May 9 –
July 27, 2019
Akosua Adoma Owusu: Welcome to the Jungle

Opening reception: Thursday, May 9, 6:30-8:30pm

Akosua Adoma Owusu’s work addresses a collision of identities, where the African immigrant located in the United States has a "triple consciousness." Expanding W.E.B. Du Bois’s notion of double consciousness, Owusu creates a third cinematic space representing the diverse identities of African immigrants interacting in African, white American, and Black American culture. Although the internal pressures and external conflicts associated with double consciousness persist in Owusu’s work, she integrates what Du Bois excludes—feminism, queerness, immigrant consciousnesses, and all their intersections.

At the heart of many of Owusu’s works is the fraught relationship between beauty and power. Black hair culture as an art form in postcolonial Ghana, manifestations of racial capitalism in the beauty industry, and colorism are frequent topics. Of particular interest are the ways in which the ideology of beauty centers whiteness and functions as a hegemonic system of control. Owusu illustrates the Black trauma that is a consequence of white standards of beauty through a manipulation of film and a use of imagery and sound that seem incongruous, while pointing to the absurdity of these power structures.

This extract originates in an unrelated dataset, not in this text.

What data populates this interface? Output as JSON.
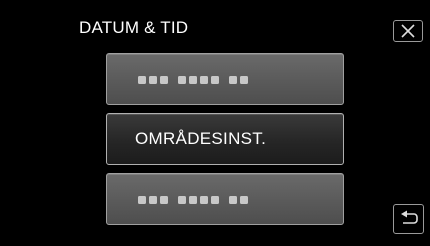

Blackness is fundamentally entangled with loss, displacement, and memory; it is a manifold existence. At the root of what Owusu identifies as her “warring consciousness” is the anxiety that she is too Ghanaian for America, and too American for Ghana. A life lived on two cracked halves, in constant search of a land she can actually call her own.

(...continue reading).

On Monday, May 6, REDCAT presents a program and screening of recent and past films with the artist.

On Saturday, May 11, a screening and conversation with the artist and Leila Weefur takes place at YBCA.

Akosua Adoma Owusu (b. 1984) lives and works in New York City.

Akosua Adoma Owusu: Welcome to the Jungle is curated by Kim Nguyen and organized by Leila Grothe. The exhibition is made possible thanks to generous support from The Westridge Foundation. The artist thanks Dennis Lim, Kari Rae Seekins, Nathan Ruyle, Laida Lertxundi, Dylan Bowman, and Eliza Hittman.
Akosua Adoma Owusu, "Split Ends I Feel Wonderful" [film still] (2012)
Akosua Adoma Owusu, "Split Ends I Feel Wonderful" [film still] (2012)
Akosua Adoma Owusu, "Me Broni Ba" [film still] (2009)
Akosua Adoma Owusu, "Me Broni Ba" [film still] (2009)
Akosua Adoma Owusu, "White Afro" [film still] (2019)
Akosua Adoma Owusu, "White Afro" [film still] (2019)